April 8, 2008
Bilirakis Blog

In an effort to prevent further erosion and flooding, last year Gus successfully secured funding for the City of Tarpon Springs to improve the conditions of the City's bayou banks.

 St. Pete Times]
Boys dive for cross during 2005 Epiphany celebration at Spring Bayou in Tarpon Springs
[St. Pete Times]

This project got a nod in today's St. Pete Times.

The city is poised to begin stabilizing portions of the shorelines of Whitcomb, Spring and Kreamer bayous, thanks to $1.06-million in funding from the U.S. Army Corps of Engineers. City officials learned of the appropriation in January."

Gus secured funding for this project in the Fiscal Year 2008 Consolidation Appropriations Act (H.R. 2764), which passed in the House on December 17, 2007 and was signed into law (P.L. 110-161) on December 26, 2007.

Contained in H.R. 2764 was language funding $1,057,800 for the City of Tarpon Springs, Fla. to improve the condition of the bayous.

In his request to the Appropriations Committee, Gus wrote...

"Erosion of the bayou banks is threatening the city and county maintained roadways. Portions of the roadways are subject to frequent flooding, having been constructed on low elevation land.
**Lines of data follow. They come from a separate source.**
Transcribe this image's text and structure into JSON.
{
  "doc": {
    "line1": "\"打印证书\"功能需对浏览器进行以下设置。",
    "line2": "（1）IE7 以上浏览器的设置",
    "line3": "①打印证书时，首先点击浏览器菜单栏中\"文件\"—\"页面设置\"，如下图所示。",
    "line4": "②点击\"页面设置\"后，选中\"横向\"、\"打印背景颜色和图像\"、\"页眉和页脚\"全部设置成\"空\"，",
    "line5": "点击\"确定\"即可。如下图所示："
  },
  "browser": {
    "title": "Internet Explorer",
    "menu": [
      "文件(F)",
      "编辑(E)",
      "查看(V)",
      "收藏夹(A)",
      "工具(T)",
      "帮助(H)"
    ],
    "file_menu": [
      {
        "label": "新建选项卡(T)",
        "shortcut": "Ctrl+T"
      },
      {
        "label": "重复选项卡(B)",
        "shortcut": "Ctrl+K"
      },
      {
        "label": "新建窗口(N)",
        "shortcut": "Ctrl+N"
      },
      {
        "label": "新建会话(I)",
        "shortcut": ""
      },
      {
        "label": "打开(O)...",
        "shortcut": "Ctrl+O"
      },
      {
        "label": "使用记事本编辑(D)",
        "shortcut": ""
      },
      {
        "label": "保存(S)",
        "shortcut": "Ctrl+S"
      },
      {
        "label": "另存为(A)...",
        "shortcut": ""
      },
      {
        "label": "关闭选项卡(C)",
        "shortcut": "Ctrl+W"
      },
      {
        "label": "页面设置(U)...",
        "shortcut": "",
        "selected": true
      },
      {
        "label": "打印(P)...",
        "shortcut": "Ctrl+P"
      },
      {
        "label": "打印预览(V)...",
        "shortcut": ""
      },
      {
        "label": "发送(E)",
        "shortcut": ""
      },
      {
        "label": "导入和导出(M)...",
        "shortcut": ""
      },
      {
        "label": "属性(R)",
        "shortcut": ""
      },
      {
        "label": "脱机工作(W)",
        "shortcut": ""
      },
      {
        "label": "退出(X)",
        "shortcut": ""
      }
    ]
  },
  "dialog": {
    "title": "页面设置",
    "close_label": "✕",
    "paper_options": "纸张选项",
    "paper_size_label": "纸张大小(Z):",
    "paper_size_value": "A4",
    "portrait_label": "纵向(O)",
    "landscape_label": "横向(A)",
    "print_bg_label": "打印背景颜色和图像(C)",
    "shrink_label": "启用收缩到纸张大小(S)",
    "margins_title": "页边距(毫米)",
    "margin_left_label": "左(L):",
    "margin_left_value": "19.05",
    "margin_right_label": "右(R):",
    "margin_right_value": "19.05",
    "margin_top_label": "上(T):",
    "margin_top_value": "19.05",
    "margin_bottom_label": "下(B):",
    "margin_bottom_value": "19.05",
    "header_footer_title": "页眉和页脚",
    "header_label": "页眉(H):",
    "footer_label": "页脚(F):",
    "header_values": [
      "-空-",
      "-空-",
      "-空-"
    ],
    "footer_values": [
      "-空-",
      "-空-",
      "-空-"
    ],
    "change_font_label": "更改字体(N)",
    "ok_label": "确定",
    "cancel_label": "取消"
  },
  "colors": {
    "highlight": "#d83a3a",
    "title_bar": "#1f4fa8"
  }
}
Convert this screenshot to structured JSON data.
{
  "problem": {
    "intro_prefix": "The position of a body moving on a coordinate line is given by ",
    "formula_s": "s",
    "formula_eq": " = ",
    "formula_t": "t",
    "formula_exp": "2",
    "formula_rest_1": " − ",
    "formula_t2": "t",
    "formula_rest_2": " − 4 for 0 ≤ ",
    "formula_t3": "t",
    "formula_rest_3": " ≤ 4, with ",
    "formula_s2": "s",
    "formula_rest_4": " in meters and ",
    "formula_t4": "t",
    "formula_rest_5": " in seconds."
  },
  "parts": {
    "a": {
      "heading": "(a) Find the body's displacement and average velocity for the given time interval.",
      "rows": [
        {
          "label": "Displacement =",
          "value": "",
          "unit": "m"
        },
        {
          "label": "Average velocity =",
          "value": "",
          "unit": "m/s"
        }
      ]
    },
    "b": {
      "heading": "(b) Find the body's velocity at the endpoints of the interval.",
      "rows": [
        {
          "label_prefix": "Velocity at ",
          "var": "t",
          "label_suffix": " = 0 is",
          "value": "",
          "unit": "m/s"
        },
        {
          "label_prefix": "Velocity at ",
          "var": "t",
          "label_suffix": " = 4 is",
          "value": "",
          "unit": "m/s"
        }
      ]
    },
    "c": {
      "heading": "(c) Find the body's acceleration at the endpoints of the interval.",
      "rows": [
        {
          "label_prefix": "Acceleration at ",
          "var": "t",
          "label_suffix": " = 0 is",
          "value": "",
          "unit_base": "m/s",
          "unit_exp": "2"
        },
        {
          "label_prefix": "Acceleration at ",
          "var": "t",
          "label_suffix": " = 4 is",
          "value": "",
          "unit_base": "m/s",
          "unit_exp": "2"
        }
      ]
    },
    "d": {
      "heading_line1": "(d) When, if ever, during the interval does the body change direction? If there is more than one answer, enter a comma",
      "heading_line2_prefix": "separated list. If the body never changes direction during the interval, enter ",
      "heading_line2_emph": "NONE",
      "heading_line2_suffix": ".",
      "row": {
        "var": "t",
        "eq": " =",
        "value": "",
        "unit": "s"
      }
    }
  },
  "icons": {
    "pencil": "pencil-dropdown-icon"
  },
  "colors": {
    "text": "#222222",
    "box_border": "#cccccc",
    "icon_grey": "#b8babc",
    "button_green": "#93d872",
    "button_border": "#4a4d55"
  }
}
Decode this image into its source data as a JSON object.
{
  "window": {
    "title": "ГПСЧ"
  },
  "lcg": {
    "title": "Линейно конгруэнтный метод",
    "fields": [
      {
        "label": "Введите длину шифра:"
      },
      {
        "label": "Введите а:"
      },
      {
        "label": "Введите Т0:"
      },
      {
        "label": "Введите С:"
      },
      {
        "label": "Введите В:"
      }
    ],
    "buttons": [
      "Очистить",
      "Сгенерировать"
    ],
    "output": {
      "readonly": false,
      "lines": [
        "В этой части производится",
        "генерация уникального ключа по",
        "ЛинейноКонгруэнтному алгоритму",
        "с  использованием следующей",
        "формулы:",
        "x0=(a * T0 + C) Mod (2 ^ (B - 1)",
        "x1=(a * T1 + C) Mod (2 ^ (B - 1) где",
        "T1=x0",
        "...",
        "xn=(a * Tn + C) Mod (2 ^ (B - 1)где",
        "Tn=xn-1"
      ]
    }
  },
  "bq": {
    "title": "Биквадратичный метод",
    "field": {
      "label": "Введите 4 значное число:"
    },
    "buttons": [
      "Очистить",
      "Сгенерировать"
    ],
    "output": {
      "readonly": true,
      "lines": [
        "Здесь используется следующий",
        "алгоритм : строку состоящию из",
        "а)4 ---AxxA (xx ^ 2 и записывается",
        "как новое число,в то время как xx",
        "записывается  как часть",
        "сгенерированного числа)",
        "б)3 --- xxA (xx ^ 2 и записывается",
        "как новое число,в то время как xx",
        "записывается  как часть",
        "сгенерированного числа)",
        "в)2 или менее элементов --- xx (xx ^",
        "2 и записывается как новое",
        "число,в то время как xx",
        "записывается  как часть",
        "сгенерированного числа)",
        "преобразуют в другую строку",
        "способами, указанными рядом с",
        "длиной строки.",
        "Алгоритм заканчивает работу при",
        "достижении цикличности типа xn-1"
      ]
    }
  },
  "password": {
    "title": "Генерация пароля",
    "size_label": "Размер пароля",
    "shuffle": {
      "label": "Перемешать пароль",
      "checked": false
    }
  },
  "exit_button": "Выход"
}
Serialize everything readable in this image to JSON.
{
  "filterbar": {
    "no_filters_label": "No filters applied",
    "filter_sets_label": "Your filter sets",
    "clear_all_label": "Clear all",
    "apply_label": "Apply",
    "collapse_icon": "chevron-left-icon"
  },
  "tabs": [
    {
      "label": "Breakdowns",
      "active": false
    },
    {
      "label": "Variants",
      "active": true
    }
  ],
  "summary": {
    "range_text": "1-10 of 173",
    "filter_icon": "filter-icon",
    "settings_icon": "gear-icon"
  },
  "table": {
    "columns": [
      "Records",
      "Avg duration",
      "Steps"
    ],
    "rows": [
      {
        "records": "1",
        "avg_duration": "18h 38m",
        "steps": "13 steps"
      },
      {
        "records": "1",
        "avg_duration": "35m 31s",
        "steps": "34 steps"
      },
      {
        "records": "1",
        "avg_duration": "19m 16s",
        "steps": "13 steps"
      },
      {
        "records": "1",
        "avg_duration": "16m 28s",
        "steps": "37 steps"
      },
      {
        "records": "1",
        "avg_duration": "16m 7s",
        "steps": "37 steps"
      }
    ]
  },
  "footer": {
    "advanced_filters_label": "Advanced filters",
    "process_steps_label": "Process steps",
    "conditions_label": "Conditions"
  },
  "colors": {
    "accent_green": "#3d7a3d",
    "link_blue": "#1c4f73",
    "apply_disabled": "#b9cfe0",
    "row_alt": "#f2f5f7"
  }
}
The roads provide the only emergency evacuation route for some residents."

The Times story highlights the immediate need for improvements for the bayous...

Of particular concern was Riverside Drive, which skirts Kreamer Bayou.

The road serves as a major evacuation route for residents on the west side of the city. Without intervention, the shoreline will continue to erode, and will likely pull part of the roadway into the water, said development services director Joseph DiPasqua.

"It's happening at a fairly rapid rate," he said.

Concrete riprap will be used to buttress the shorelines in most areas, but some seawall construction may also be necessary, DiPasqua said. He said he was unsure when construction would begin.

Gus believes the improvements to the bayous will greatly benefit the community.